There are two methods for attempting this changover. One is to try and stay up as late as possible the night before, sleep all day, and go to work (hopefully) refreshed. I tried this. The result was that I was so tired on the first shift that I started having visual hallucinations about 4am, attempted to wear a commode around 5, and woke up the next morning completely naked in the middle of the M45.
The other method is to sleep normally the night before, stay up all day, and have a two hour nap before the start of the shift. My SHO used this method. The result was that he became so tired that he began to have paranoid delusional beliefs around 3am, attempted to order the demolition of the hospital library about 6, and woke up the next morning on a ferry to Bergen, with a new tattoo. Of the Queen. On his face.
Obviously there’s a bit of exaggeration there, and neither of us actually developed first rank symptoms of schizophrenia, but we were very tired. Aside from this, the weekend was actually fairly enjoyable. There’s a bit less red tape and paperwork on the night shift, and less distractions.
One highlight was a tired A&E clerking on Friday night from another doctor, who had written “Patient is a resident in a residential home” twice in three paragraphs. Some would say that this is not particularly useful information, even when written twice. The doctor had failed to mention that the woman was profoundly deaf, and severely demented. Which would you rather know?
5:30 I put in my 45p, and selected some Prawn Cocktail Walkers. They fell out of the holder, and got stuck halfway down the machine.
5:31 I got annoyed, and tried to shake the machine. A lot. It didn’t work, the crisps remained stuck.
5:32 Rammed the machine again, and another packet of crisps fell out, Cheese and Onion this time. It also got lodged. Right next to my other packet. Nudged it again, to no avail.
5:34 Tried ringing the vending machine company, asking for a refund of my 45p. Oddly enough, no one there when its barely dawn.
5:36 Decided I *needed* crisps, so used my might again. This time a Capri-Sun fell out.
5:39 Having drained the last drop of the Capri-Sun in a contemplative manner, I hit upon an rational plan of action – purchasing the chocolate bar directly above the crisps will cause it to fall, thereby dislodging my crisps!
5:40 The Kit Kat chunky holder turned, and then the chocolate bar twisted out, began to fall and then… got stuck in the mechanism.
5:42 I finished screaming, and decided to whack the machine again.
5:43 Still whacking.
5:44 Another Capri-Sun fell out, but still neither crisp packet nor chocolate bar is released from the vending machine’s iron grip…
5:45 After a final heave, the Kit Kat fell, dislodging both packets, and I left the machine clutching half a newsagent’s in triumph. (Feeling a little guilty at my windfall, I later went to the reception desk in the hospital, who congratulated me on my honesty, but told me to keep the food!)
There ends my summation. At 9:15am Monday I left the hospital after 36 hours of attendance, with mild tooth decay and a mite more experience as recompense. Plus I think I’ll get paid at some point too, but right now I’m more excited about the Capri-Sun.
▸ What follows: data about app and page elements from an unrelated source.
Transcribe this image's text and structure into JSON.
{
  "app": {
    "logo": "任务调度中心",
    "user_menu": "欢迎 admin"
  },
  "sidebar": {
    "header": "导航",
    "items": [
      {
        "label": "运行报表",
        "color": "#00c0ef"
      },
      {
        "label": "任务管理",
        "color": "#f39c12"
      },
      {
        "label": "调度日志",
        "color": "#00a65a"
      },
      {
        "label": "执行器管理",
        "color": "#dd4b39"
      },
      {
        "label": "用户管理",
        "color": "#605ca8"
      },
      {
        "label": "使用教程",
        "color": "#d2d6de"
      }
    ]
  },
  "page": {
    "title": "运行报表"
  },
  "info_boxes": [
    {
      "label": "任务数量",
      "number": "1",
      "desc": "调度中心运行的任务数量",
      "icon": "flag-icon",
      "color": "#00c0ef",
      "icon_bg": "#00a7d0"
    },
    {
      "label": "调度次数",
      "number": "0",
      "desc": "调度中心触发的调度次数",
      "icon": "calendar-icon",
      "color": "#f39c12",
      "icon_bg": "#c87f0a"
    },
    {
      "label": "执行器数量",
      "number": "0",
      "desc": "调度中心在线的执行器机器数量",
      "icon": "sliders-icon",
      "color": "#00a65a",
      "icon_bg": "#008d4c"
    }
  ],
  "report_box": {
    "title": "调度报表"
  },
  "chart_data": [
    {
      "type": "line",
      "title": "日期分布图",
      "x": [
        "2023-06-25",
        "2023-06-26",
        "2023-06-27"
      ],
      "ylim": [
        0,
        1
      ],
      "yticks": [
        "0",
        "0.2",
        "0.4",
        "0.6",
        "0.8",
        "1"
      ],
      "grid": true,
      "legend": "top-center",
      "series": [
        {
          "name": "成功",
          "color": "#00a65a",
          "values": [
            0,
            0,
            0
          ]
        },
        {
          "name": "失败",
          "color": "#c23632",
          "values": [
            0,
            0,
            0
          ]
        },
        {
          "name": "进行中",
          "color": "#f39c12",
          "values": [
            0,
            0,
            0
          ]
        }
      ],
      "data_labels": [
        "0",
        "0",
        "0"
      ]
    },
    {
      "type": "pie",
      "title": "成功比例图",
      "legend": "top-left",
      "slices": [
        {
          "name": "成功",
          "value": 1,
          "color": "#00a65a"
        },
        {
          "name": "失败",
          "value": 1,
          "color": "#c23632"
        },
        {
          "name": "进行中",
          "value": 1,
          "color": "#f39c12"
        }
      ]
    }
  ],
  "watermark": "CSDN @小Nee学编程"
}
NB. I am thoroughly committed to being a great doctor, which includes respecting patient confidentiality. All information about patients on my website is anonymised, and often altered drastically so that whilst it still makes a good anecdote, it is unrelated in sex, time, location, age and/or ailment from the original facts.